During the venture to Frostburg, which is the end of the line, Rick Houck decided to head for home. We continued onward and shot the train coming into the station. Just before entering Frostburg, the track takes on a near 4 percent grade. Again, the steamer was really making some noise and putting out some smoke as it headed into town. I shot the train passing a couple of onlooking families.

Marty, Todd and Tim went in search of lunch, as Cody and I stayed and watched the steamer pull onto the turntable, spin, and head back to the other end of the train for the return trip to Cumberland. After the threesome returned, we ate and finished up about the same time that the steamer was set for departure.

We raced back to Helmstetter’s Curve, where we would now set up at ground level and shoot the train from a lower perspective coming around the tight curve. The steamer wasn’t making as much noise or putting out as much smoke as when it came down the hill. However, the engineer was still having fun with the whistle. Can’t say I blame him.

We decided that this would be our final catch of the WMSR. We headed back for Sand Patch grade. From there, we’d start working our way back west. Our first stop would be Hyndman, Pennsylvania. We’d wait until we heard something on the scanner, then move from there.

Eventually, after nearly an hour of waiting, we heard train Q375 coming west. We rushed over to Fairhope, where we set up on a hillside to get an elevated view of the train snaking through the valley. Q375 ended up stalling on the hill. His third unit had died and the helper at the rear had overheated. Luckily, another train, S277, was following behind him. He’d cross over and continue west, running around the stopped Q375.

Before he reached us, eastbound helper set B246 passed by. He’d end up attaching to the rear of S277 for the shove up Sand Patch grade. We shot the two light units passing a retro, 1960s automobile heading into the tight valley walls.

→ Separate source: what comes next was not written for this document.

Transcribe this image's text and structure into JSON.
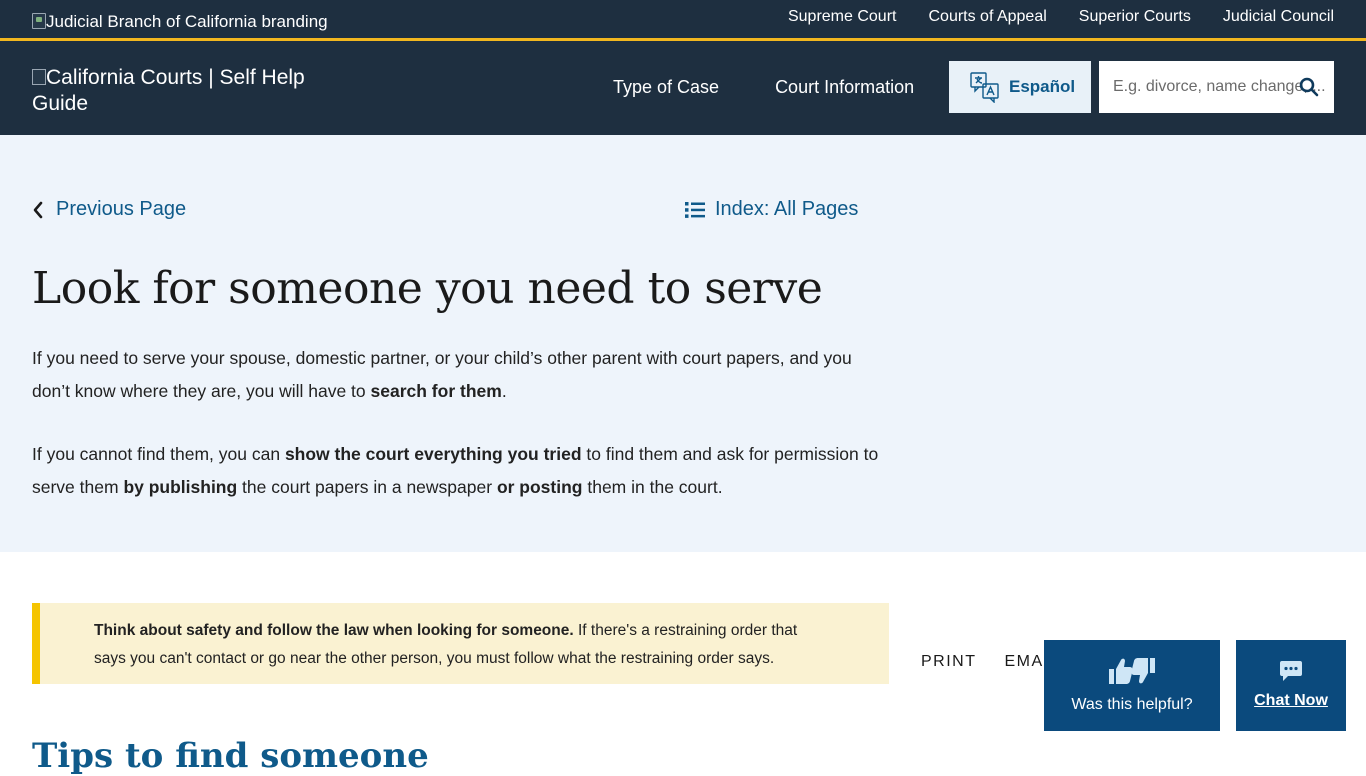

About 20 minutes later, S277 began rumbling in the distance. Our shots of him came out much better, considering the fact that there was a full-length train behind the engines. The lighting was even better for this guy, too. After watching him go by and grabbing a quick shot of his helpers (B246) at the end, we decided to pack up and make the four-hour journey back home.

It had been a good weekend and I ended up getting quite a few great shots I had never gotten before. I’ll definitely have to visit Sand Patch grade again. This trip has inspired me to cover all of the locations on the CSX Keystone Subdivision. It is quite an interesting area. Anyways, it was a successful trip and a successful Akron Railroad Club overnighter. I look forward to next year’s outing.

Article by Richard Thompson

One Response to “2010 Overnighter to Cumberland”

  1. jake Says:


    Brings back fond memories. Barbara and I railfanned the CSX and then rode the WMSR two days, the second being a freight charter run for photos in October 2009.

    Nice article and photos,

Leave a Reply

Fill in your details below or click an icon to log in:

WordPress.com Logo

You are commenting using your WordPress.com account. Log Out /  Change )

Facebook photo

You are commenting using your Facebook account. Log Out /  Change )

Connecting to %s

This site uses Akismet to reduce spam. Learn how your comment data is processed.

%d bloggers like this: